Data to examine
■ ■ ■

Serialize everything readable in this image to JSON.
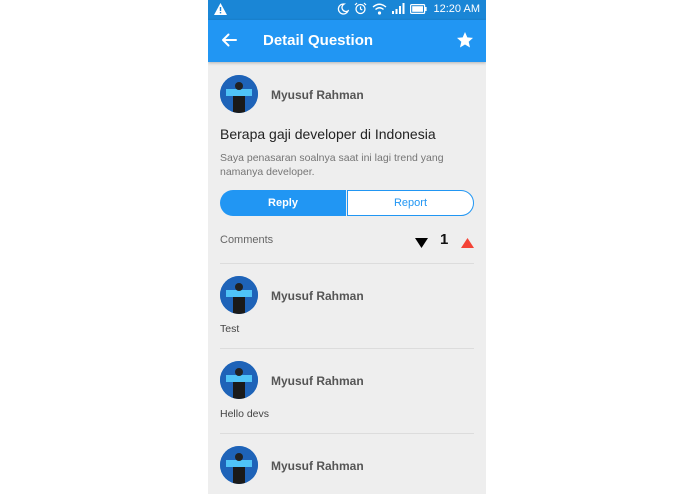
{
  "status_bar": {
    "time": "12:20 AM"
  },
  "app_bar": {
    "title": "Detail Question",
    "back_icon": "arrow-left-icon",
    "star_icon": "star-icon"
  },
  "question": {
    "author": "Myusuf Rahman",
    "title": "Berapa gaji developer di Indonesia",
    "body": "Saya penasaran soalnya saat ini lagi trend yang namanya developer."
  },
  "actions": {
    "reply_label": "Reply",
    "report_label": "Report"
  },
  "comments_section": {
    "label": "Comments",
    "vote_count": "1",
    "down_color": "#000000",
    "up_color": "#f44336"
  },
  "comments": [
    {
      "author": "Myusuf Rahman",
      "text": "Test"
    },
    {
      "author": "Myusuf Rahman",
      "text": "Hello devs"
    },
    {
      "author": "Myusuf Rahman",
      "text": ""
    }
  ],
  "colors": {
    "primary": "#2196f3",
    "status_bar": "#1a86d6",
    "background": "#eeeeee"
  }
}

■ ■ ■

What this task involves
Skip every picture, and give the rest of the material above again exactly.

Solution to this exercise
Serialize everything readable in this image to JSON.
{
  "status_bar": {
    "time": "12:20 AM"
  },
  "app_bar": {
    "title": "Detail Question",
    "back_icon": "arrow-left-icon",
    "star_icon": "star-icon"
  },
  "question": {
    "author": "Myusuf Rahman",
    "title": "Berapa gaji developer di Indonesia",
    "body": "Saya penasaran soalnya saat ini lagi trend yang namanya developer."
  },
  "actions": {
    "reply_label": "Reply",
    "report_label": "Report"
  },
  "comments_section": {
    "label": "Comments",
    "vote_count": "1",
    "down_color": "#000000",
    "up_color": "#f44336"
  },
  "comments": [
    {
      "author": "Myusuf Rahman",
      "text": "Test"
    },
    {
      "author": "Myusuf Rahman",
      "text": "Hello devs"
    },
    {
      "author": "Myusuf Rahman",
      "text": ""
    }
  ],
  "colors": {
    "primary": "#2196f3",
    "status_bar": "#1a86d6",
    "background": "#eeeeee"
  }
}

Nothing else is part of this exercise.